Trump directly contacted a few owners

The Wall Street Journal’s report on Trump’s involvement said that Cowboys owner Jerry Jones was among a group of owners who spoke to the president directly about the protests and an anthem policy.

“This is a very winning, strong issue for me,” Trump said in a phone call, according to a sworn deposition given by Jones and reviewed by The Wall Street Journal. “Tell everybody, you can’t win this one. This one lifts me.”

A White House official said that Trump was advising Jones on what he believed would be good for the country and good for the sport. “The majority of the American people agree with the president, love our country, love our flag and believe it should be respected,” the official said.

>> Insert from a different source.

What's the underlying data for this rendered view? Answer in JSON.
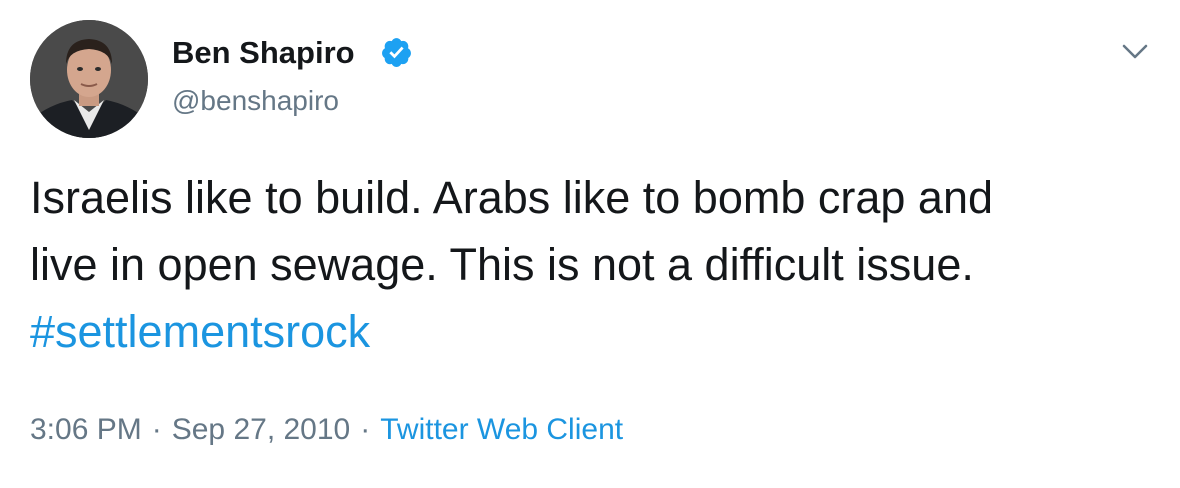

That could prove an important part of the collusion case, because Geragos will try to show that the handful of owners contacted by Trump relayed the message to other owners and advised them not to sign Kaepernick.

Stephen Ross reportedly said as much in his deposition, testifying that both Jones and Patriots owner Robert Kraft relayed conversations they had with Trump during owner meetings, and that NFL commissioner Roger Goodell was also influenced by the president.

“Let’s [not] give [Trump] that much credit,” Jones said in his deposition which happened before the new anthem policy was passed, via the Wall Street Journal. “But I recognize he’s the president of the United States.”

Could Trump be indicted/deposed?

During Geragos’ conversation with Amy Dash, the lawyer implied that action could be taken against Trump for violation of a statute that explicitly forbids influencing the NFL’s decision regarding Kaepernick.

“There’s a specific code section that says if you — for a political, partisan reason — take an action to affect somebody’s employment in the private sector that that is, not only a criminal offense, but actionable, as well.

“Under the plain language of the statute, clearly, both Trump and [Mike] Pence have violated it. Not only are they covered persons under the statute, but there is irrefutable evidence ... that it was done for partisan, political purposes. ‘Fire that son of a bitch’ was at a campaign rally.”

A week later, Charles Robinson of Yahoo Sports reported that Kaepernick’s legal team will seek federal subpoenas to compel testimony from Trump, Pence, “and other officials familiar with the president’s agenda on protesting NFL players.”

But whether or not Trump could actually be brought in for testimony is still questionable, at best.

Other cases have already raised the question. Special counsel Robert Mueller’s investigation into Russian collusion raised a debate if anyone other than Congress can indict a sitting president, or if he can be subpoenaed to give a deposition. The question of deposing Trump was also raised in his legal battle with Stormy Daniels.

It could also be a situation where Geragos is being bullish about his chances and options in the collusion case. Going after Trump may be unrealistic for the Kaepernick and Reid camp, and likely isn’t a necessary part of their attempt to prove collusion. But even if they don’t land the big fish in Trump, any proof of the White House’s involvement could swing the case in Kaepernick’s favor.

NFL owners didn’t do themselves any favors in the collusion case last week, and the latest on Trump’s involvement indicates even more momentum in favor of Kaepernick and Reid.